+++ TASK DATA +++
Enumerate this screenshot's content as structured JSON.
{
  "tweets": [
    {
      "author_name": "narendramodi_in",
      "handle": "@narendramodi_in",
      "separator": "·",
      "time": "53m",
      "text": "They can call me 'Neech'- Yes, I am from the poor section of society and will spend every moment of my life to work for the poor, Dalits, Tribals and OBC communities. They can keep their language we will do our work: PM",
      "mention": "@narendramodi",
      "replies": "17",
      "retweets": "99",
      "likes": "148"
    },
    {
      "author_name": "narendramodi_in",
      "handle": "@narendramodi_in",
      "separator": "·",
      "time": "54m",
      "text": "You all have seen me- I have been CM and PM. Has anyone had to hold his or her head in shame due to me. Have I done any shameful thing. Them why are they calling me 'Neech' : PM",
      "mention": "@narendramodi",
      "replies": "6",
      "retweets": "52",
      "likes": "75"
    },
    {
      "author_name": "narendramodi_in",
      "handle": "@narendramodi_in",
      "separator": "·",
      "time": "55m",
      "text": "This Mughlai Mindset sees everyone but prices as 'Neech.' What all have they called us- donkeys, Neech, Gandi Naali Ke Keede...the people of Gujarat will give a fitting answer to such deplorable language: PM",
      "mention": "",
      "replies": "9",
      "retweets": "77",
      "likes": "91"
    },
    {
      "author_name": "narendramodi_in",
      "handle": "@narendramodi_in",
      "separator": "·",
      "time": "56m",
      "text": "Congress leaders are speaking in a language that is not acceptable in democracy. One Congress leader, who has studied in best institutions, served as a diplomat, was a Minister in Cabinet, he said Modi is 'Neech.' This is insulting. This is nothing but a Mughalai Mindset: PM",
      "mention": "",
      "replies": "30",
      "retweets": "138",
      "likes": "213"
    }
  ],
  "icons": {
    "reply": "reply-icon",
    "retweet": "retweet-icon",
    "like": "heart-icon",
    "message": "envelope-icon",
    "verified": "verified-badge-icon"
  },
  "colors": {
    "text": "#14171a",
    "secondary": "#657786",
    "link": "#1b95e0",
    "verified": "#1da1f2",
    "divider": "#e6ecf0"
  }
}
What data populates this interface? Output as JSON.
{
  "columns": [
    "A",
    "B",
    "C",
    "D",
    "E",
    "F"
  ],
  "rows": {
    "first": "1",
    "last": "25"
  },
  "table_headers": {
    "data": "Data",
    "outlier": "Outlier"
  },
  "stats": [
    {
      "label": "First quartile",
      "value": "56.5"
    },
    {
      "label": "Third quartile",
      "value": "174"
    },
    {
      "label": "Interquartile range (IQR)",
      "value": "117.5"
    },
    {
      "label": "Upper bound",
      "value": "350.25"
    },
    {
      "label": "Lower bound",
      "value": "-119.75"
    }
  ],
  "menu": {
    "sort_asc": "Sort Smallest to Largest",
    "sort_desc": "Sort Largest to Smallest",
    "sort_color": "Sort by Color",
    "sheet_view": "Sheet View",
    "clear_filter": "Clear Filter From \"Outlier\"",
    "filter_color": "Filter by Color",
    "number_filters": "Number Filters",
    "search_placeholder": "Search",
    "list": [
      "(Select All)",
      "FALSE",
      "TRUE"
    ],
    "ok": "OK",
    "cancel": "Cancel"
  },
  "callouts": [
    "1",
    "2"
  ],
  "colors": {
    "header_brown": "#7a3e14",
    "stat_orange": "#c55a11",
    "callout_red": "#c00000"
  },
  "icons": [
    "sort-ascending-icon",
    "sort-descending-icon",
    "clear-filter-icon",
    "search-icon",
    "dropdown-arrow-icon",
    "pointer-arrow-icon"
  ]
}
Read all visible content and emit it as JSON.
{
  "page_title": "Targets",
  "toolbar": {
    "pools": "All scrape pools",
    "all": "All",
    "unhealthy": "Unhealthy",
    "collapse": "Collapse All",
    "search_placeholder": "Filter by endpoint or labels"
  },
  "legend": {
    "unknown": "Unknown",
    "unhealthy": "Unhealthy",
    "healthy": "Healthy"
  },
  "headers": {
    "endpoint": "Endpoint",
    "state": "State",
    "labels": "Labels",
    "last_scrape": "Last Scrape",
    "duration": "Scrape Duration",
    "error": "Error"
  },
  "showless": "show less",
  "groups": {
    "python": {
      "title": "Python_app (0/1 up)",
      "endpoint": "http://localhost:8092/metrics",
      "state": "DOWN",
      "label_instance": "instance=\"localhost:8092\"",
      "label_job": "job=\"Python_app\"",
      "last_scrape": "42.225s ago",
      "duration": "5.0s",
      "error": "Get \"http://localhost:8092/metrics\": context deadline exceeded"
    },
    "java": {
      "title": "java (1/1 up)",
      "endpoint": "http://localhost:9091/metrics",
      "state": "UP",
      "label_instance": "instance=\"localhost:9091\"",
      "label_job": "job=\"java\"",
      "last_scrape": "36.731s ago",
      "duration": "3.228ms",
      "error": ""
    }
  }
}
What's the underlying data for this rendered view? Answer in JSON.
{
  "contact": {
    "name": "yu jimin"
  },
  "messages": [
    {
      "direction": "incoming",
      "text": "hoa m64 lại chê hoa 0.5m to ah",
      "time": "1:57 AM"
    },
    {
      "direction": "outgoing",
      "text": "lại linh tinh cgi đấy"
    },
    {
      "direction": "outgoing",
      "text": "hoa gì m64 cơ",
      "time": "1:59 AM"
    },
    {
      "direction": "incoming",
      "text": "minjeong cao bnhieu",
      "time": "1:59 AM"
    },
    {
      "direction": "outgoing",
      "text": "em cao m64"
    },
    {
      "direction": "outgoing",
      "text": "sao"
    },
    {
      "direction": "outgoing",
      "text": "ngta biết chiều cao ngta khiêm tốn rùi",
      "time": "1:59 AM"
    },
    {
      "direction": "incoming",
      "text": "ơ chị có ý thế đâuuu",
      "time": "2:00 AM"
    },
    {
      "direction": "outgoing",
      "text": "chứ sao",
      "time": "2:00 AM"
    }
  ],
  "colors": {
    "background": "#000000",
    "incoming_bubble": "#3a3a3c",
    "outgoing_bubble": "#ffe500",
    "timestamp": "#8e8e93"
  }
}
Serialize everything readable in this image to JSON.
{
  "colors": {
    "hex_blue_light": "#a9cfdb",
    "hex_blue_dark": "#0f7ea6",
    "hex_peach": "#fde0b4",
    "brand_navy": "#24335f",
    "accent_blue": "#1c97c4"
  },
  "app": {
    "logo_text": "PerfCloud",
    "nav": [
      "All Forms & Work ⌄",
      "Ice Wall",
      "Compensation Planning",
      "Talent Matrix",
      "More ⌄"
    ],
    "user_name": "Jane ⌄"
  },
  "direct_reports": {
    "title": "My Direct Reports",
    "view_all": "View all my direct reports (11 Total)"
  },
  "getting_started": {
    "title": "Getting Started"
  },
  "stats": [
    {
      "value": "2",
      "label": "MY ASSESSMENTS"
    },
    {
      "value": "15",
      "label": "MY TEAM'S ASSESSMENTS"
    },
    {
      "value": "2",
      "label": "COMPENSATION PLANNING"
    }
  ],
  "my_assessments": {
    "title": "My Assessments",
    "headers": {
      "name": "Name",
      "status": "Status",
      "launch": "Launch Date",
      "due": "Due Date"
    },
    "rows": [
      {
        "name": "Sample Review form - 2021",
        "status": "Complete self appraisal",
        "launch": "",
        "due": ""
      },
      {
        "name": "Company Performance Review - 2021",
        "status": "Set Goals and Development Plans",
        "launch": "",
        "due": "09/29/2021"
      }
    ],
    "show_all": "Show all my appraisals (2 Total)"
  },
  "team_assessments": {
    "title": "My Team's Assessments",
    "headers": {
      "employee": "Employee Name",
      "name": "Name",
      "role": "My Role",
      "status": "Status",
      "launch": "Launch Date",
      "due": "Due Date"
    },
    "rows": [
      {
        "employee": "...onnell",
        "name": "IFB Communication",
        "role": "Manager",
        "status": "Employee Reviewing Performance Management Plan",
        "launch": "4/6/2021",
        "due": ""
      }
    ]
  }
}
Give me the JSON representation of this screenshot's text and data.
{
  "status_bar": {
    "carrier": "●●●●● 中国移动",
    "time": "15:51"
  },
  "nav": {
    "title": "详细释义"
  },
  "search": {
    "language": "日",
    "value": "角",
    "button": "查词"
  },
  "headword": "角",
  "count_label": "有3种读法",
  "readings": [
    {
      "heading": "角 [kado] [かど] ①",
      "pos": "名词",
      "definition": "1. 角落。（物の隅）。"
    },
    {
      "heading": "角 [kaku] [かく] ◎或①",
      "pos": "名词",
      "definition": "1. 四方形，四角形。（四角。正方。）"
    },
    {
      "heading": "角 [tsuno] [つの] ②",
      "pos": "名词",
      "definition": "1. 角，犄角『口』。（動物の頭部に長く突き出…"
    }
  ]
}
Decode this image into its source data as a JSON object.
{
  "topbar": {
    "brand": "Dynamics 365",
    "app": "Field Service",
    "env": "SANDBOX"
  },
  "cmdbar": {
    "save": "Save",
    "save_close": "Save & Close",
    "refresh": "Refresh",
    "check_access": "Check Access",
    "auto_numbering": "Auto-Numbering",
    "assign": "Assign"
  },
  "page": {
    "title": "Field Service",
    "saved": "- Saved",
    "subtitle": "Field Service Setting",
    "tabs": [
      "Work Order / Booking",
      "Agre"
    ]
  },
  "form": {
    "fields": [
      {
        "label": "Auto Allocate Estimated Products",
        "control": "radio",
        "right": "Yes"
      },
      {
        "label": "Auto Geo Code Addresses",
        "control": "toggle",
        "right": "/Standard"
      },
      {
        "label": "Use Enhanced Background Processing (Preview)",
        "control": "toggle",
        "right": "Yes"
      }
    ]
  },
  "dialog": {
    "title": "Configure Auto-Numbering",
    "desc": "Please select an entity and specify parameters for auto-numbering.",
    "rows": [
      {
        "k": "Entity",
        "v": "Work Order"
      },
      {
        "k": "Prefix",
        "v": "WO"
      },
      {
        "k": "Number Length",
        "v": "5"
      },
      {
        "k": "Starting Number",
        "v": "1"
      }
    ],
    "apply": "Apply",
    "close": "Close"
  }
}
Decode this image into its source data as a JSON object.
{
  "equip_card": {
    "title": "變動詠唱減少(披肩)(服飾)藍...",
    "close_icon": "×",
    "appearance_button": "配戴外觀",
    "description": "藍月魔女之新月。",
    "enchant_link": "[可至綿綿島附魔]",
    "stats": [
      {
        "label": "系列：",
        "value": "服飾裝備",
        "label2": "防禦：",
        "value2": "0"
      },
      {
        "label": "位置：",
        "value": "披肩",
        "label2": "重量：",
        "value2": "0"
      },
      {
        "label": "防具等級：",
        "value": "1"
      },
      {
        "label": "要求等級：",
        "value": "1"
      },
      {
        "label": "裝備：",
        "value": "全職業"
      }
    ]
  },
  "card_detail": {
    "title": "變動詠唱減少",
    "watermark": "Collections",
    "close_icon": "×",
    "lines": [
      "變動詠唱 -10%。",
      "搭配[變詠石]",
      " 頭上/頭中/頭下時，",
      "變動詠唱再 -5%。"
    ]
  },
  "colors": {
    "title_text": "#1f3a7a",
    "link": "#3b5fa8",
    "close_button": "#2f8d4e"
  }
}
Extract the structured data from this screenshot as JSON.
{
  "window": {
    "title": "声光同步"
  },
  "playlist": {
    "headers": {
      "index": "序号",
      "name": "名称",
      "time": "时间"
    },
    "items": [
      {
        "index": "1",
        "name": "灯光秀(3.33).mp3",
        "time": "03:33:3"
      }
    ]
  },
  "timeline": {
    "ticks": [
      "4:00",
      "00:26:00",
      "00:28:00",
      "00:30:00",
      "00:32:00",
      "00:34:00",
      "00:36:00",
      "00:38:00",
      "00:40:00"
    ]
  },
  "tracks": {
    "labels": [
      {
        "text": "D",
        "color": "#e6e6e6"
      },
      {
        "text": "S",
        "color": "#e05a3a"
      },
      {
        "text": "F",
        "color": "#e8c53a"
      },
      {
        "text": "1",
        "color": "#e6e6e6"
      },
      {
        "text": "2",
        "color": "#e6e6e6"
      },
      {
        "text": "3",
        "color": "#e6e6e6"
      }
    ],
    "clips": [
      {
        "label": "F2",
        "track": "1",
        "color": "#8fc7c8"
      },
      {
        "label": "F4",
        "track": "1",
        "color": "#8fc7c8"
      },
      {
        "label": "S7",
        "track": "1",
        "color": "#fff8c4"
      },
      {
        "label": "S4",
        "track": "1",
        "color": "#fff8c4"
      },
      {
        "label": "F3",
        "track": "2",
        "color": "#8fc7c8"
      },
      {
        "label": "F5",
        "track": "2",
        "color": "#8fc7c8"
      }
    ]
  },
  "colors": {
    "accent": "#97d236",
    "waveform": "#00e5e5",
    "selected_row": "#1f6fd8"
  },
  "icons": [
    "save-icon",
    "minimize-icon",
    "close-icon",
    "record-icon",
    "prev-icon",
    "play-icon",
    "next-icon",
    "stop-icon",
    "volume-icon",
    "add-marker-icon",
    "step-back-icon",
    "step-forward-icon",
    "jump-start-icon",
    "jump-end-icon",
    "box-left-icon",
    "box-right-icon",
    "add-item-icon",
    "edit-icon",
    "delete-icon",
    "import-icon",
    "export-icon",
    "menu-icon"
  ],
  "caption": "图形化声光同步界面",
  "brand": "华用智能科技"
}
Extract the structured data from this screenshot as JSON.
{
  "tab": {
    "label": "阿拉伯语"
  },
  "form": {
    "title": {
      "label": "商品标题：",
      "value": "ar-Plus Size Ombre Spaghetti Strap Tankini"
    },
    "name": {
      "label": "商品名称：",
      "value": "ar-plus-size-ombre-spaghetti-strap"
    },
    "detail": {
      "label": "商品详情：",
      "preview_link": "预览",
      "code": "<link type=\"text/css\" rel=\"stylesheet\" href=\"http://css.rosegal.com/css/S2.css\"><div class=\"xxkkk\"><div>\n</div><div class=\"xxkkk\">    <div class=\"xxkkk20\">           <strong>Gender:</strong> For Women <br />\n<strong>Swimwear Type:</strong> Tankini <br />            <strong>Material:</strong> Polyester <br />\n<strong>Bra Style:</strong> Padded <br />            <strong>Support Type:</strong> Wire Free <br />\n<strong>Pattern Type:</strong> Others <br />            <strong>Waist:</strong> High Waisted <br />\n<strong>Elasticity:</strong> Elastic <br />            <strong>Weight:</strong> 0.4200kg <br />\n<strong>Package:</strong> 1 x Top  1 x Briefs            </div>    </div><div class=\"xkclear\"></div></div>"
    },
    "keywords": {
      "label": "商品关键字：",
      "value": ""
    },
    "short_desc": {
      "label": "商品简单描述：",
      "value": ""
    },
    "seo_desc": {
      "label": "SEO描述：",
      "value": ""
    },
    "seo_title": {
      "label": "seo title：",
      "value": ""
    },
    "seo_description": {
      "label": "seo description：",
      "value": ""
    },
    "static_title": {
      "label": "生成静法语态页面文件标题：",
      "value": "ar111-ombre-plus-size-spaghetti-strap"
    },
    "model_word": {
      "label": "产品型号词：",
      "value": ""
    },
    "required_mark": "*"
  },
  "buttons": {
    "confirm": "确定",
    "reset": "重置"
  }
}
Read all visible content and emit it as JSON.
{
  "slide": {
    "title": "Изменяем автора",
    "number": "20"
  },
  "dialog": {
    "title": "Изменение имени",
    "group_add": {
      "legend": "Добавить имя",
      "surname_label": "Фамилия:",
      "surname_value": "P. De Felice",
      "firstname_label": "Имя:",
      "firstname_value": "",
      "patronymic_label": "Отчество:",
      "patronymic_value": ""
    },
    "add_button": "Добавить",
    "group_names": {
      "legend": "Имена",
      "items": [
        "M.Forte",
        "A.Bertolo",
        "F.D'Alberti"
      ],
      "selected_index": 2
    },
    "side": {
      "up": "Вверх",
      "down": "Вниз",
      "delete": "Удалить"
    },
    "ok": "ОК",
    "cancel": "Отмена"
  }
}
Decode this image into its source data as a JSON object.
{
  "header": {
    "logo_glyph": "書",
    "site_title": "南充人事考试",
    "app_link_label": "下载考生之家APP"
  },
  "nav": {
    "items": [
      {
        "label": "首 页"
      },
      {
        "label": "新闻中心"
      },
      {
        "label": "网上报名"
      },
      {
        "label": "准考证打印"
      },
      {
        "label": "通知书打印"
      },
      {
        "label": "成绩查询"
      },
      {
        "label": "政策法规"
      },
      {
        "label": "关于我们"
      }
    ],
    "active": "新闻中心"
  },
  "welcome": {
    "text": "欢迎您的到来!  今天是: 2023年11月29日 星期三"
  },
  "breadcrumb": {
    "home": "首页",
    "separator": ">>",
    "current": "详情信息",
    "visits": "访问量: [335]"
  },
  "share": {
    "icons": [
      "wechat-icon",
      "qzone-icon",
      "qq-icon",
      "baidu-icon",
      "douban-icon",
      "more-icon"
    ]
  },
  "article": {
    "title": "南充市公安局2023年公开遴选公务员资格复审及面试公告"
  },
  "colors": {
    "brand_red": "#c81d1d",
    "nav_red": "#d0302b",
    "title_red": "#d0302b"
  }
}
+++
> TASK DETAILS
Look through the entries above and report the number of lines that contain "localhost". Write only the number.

> ANSWER FOR THIS EXERCISE
5